Last fall I went to visit one of the jet age’s architectural masterpieces, the TWA Flight Center at JFK. I was pressed for time and actually spent $100 on a one-way taxi fare rather than miss the one day of the year it’s open to the public. This year that day is October 11. You can learn more on the Open House New York website. (They coordinate to provide access to lots of other famous buildings and spaces, too, which I recommend you check out if you’re in the area.)
Designed by Eero Saarinen, it’s now surrounded by the new Jet Blue terminal and largely cut off from the rest of the airport. The original departure gates are now demolished. The iconic, red carpeted hallways that used to lead to them are, however, intact and connect to the Jet Blue terminal.
The incredible organic forms that Saarinen used mimic birds in flight, and the way he incorporated natural light into the design brings the sky down to those who are still on the ground.

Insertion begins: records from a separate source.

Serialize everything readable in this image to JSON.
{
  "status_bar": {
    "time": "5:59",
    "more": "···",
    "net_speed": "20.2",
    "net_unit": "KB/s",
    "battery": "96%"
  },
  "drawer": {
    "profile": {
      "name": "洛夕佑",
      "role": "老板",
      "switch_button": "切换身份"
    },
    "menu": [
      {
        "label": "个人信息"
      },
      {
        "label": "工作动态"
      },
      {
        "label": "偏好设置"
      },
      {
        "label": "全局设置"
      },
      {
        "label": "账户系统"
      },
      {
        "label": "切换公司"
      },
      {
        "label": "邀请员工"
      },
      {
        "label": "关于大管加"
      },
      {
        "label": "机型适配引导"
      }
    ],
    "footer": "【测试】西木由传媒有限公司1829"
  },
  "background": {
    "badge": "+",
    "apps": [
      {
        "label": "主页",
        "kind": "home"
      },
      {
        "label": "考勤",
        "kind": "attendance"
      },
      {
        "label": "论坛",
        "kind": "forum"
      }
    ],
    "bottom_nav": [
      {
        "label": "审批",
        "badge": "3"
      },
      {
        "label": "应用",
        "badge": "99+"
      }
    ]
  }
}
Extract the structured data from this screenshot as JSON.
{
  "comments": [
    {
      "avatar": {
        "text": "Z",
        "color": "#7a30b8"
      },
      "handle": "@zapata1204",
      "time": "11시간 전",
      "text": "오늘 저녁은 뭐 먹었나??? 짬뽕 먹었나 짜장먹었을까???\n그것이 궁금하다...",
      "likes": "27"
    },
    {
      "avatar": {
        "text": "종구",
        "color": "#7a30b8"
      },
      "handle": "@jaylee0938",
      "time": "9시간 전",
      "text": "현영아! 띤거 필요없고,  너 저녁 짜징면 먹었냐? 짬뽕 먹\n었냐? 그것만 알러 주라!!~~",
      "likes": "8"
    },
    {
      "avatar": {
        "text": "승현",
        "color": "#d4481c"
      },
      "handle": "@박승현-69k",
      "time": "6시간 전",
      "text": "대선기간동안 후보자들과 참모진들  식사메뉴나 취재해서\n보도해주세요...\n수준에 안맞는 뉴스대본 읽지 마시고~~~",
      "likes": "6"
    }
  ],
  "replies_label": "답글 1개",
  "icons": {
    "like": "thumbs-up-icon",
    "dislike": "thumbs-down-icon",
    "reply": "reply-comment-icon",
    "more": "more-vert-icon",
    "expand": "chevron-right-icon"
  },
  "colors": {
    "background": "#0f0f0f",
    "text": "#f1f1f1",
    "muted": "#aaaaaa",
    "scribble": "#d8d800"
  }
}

Most of the facility when I visited was in the process of a massive detailed restoration. Imagine those small, white tiles you used to see used in bathroom floors from the 60s and 70s. The entire building is covered with hundreds of thousands of them. They don’t stop at the floor either, instead curving up along the walls. Cleaning and repairing those would be enough to scare me off the job. Nearly all the other original fixtures still exist, too.
But it just wasn’t designed for the scale of air transportation today. Back then you just drove up to the curb and walked to your plane. Now there’s check-in, security, shopping, boarding areas…
Hotel Chatter reports that there are plans to turn it into a hotel, perhaps even a Trump Hotel. I don’t see that happening unless someone were to build a large adjacent tower for the rooms, and that would be difficult to achieve in a tasteful way. The main building really isn’t suitable for anything but a lobby and restaurant. But at this point it seems that anything would be acceptable just to provide better access to the space. It’s unfortunate that it sits alone and dusty for 364 days a year.
I’m not much of an AvGeek, but I do like buildings and architecture. Visiting the terminal was a great way to bridge my interests in flight and architecture. To learn more about visiting on October 11, check out OHNY.